The first question:
I don't understand. You said that longing is in and of itself divine. Yet you have often said that all desiring, even for God, is mundane and not spiritual.
Longing in its purity is divine, longing when it longs for nothing is divine. The moment an object of longing arises, it becomes mundane. Longing is a pure fire that purifies, longing is a smokeless fire, a smokeless flame. But the moment it becomes attached to any object whatsoever: worldly, otherworldly; money, meditation, God, nirvana, it doesn’t matter – any object, and the longing is no longer pure. It is contaminated by the object. Then the object becomes more important than the longing itself. Then the longing is only a means, it is no longer the end in itself.
And the whole effort of sannyas is to help you drop all objects of longing. Longing will not disappear – in fact, the more objects are dropped, the more intense, the more total the longing will become, because the energy involved in the objects will be released. And there comes a moment when one is simply thirsty – not thirsty for something, but just simply thirsty. Hungry – not hungry for something, just a pure fire of longing. And that very pure fire consumes you, reduces you to ashes. And out of that, something new is born.
This is the meaning of the parable of the phoenix, this is the significance of the parable of the phoenix. The bird dies in a fire that arises within his own being, is consumed by it, disappears into it, and then is resurrected.
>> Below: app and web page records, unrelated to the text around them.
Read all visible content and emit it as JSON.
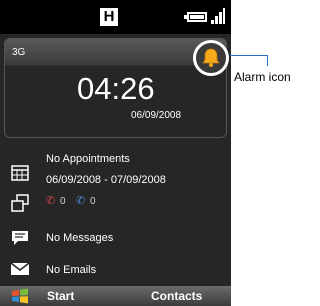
{
  "status_bar": {
    "h_indicator": "H",
    "battery_icon": "battery-icon",
    "signal_icon": "signal-icon"
  },
  "clock": {
    "network": "3G",
    "time": "04:26",
    "date": "06/09/2008",
    "alarm_icon": "alarm-bell-icon"
  },
  "appointments": {
    "label": "No Appointments",
    "range": "06/09/2008 - 07/09/2008"
  },
  "calls": {
    "missed_count": "0",
    "voicemail_count": "0"
  },
  "messages": {
    "label": "No Messages"
  },
  "emails": {
    "label": "No Emails"
  },
  "softkeys": {
    "left": "Start",
    "right": "Contacts"
  },
  "annotation": {
    "label": "Alarm icon"
  },
  "colors": {
    "alarm_orange": "#f7a81b",
    "callout_line": "#2b6fc1",
    "missed_call_red": "#d84848",
    "voicemail_blue": "#4d8ad8"
  }
}
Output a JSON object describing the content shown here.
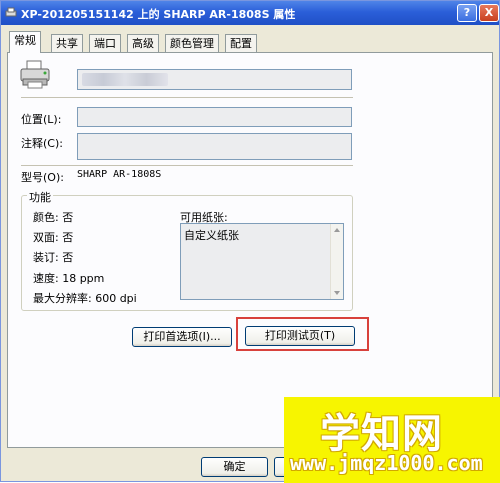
{
  "window": {
    "title": "XP-201205151142 上的 SHARP AR-1808S 属性",
    "help_btn": "?",
    "close_btn": "X"
  },
  "tabs": [
    "常规",
    "共享",
    "端口",
    "高级",
    "颜色管理",
    "配置"
  ],
  "general": {
    "printer_name": "",
    "location_label": "位置(L):",
    "location_value": "",
    "comment_label": "注释(C):",
    "comment_value": "",
    "model_label": "型号(O):",
    "model_value": "SHARP AR-1808S"
  },
  "features": {
    "legend": "功能",
    "color": "颜色: 否",
    "duplex": "双面: 否",
    "staple": "装订: 否",
    "speed": "速度: 18 ppm",
    "max_res": "最大分辨率: 600 dpi",
    "paper_label": "可用纸张:",
    "paper_items": [
      "自定义纸张"
    ]
  },
  "buttons": {
    "print_prefs": "打印首选项(I)...",
    "print_test": "打印测试页(T)",
    "ok": "确定",
    "cancel": ""
  },
  "watermark": {
    "big": "学知网",
    "small": "www.jmqz1000.com"
  },
  "colors": {
    "titlebar": "#2b5fd9",
    "highlight": "#d8413c",
    "watermark_bg": "#f7f500"
  }
}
And this is the meaning of Jesus’ resurrection too: his dying on the cross and being reborn. Jesus says again and again, “Unless ye are born again, ye will not be able to enter into my kingdom of God.”
But how to be born again unless you die first? An ultimate death has to precede it before the ultimate birth can happen.
I can understand your confusion – because on the one hand I say, “Longing is in and of itself divine.” I repeat it again, it is so. And there is no contradiction when I say that all desiring, even for God, is mundane and not spiritual. Longing is divine. Long for, and you have fallen. This is the original fall. You have lost the purity, the virginity of longing; it has become muddy, it has fallen on the earth, its wings are cut.
There is no contradiction in these two statements. Whenever you find a contradiction in my statements make it a point to meditate over them, because essentially there cannot be a contradiction. Apparently there may be, but now you have to start doing some homework too.